Thursday, August 05, 2010

The Final Frontier

Here's an article by Charlie Stross about colonizing other planets, on the topic that comparing the exploration of space to the American frontier is a false analogy:

Space Cadets

I won't repeat the arguments; read it firsthand. I agree it's fairly obvious that the "rugged individualism" model of the frontier (which was an illusion even in the westward expansion era of the nineteenth century) wouldn't be practical in outer space, regardless of Golden Age SF stories of backyard inventors such as Robert Heinlein's ROCKETSHIP GALILEO. STAR TREK was promoted as "WAGON TRAIN to the stars," actually not a terribly accurate description (the original BATTLESTAR GALACTICA, with a group of families searching for a new home, was more like WAGON TRAIN). STAR TREK is much better described as "Horatio Hornblower in space." (I think Rodenberry himself compared Kirk to Hornblower, a swashbuckling captain operating somewhat autonomously far from home base.) The original wagon trains, however, were supported by a complex social and technological infrastructure. As Stross implies, even back then you couldn't "light out for the territory" with no help from the society you were fleeing.

But how about the final sentence of Stross's article, which asserts that colonizing space and extraterrestrial environments is incompatible not only with the frontier myth but with a libertarian ideology? If it's safe to equate the views of Heinlein with those of his characters in, for example, THE MOON IS A HARSH MISTRESS, he'd vehemently disagree.

Margaret L. Carter
Carter's Crypt


  1. You might be mis-reading the "Libertarian" philosophy. It's not a loner philosophy, or even "rugged individualism" -- not the "Mountain Man" hiking the Rockies all alone in winter.

    It's a method of organizing the social cooperative structures that support each other that is based on a fundamentally different concept of how to manage the human tendency to acquire power over other humans. And it's primarily about economic power.

    There are points where I agree and points where I disagree, but the Libertarian approach would work as well "in space" or "on the frontier" as it does here and now.

    The real question may be, "Why do humans keep trying to find an answer to "What's the best way to organize human society?" which is final and absolute and works perfectly everywhere and throughout all time.

    Is it that we want so desperately to stop thinking at all? Are we that tired as a species?

    Jacqueline Lichtenberg

  2. Well, yes, but Stross seems to be saying that in an ET environment (a space station, an enclosed dome, or a terraformed alien planet) only a tightly organized, highly controlling form of government would work. I'm not sure what I think about that premise.

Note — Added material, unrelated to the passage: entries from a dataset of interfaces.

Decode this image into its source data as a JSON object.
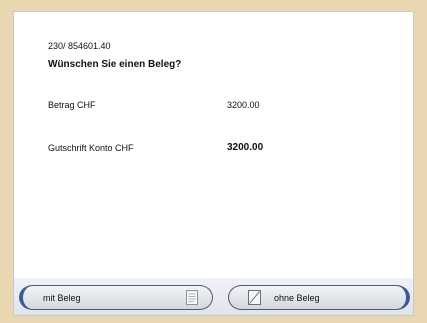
{
  "transaction": {
    "reference": "230/ 854601.40",
    "question": "Wünschen Sie einen Beleg?"
  },
  "amounts": {
    "betrag_label": "Betrag  CHF",
    "betrag_value": "3200.00",
    "gutschrift_label": "Gutschrift Konto  CHF",
    "gutschrift_value": "3200.00"
  },
  "buttons": {
    "with_receipt_label": "mit Beleg",
    "without_receipt_label": "ohne Beleg"
  },
  "colors": {
    "background": "#e9d7b1",
    "screen": "#ffffff",
    "button_border": "#4e5a72",
    "button_accent": "#3d5a98"
  },
  "icons": {
    "with_receipt": "receipt-document-icon",
    "without_receipt": "no-receipt-icon"
  }
}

  3. Margaret:

    Well, "seems to be saying" leaves it open to interpretation, but personally, I view with suspicion anything or any one who points at something and hints, indicates, alludes, implies, (the more subtle, the less I believe it) that THIS IS THE ONLY WAY. "Only" being the operative concept.

    The universe is too big, too diverse, and humanity too well suited to this universe in flexibility, adaptability, etc, for an "only" to be plausible.

    However, it does make for great fictional conflicts.

    Jacqueline Lichtenberg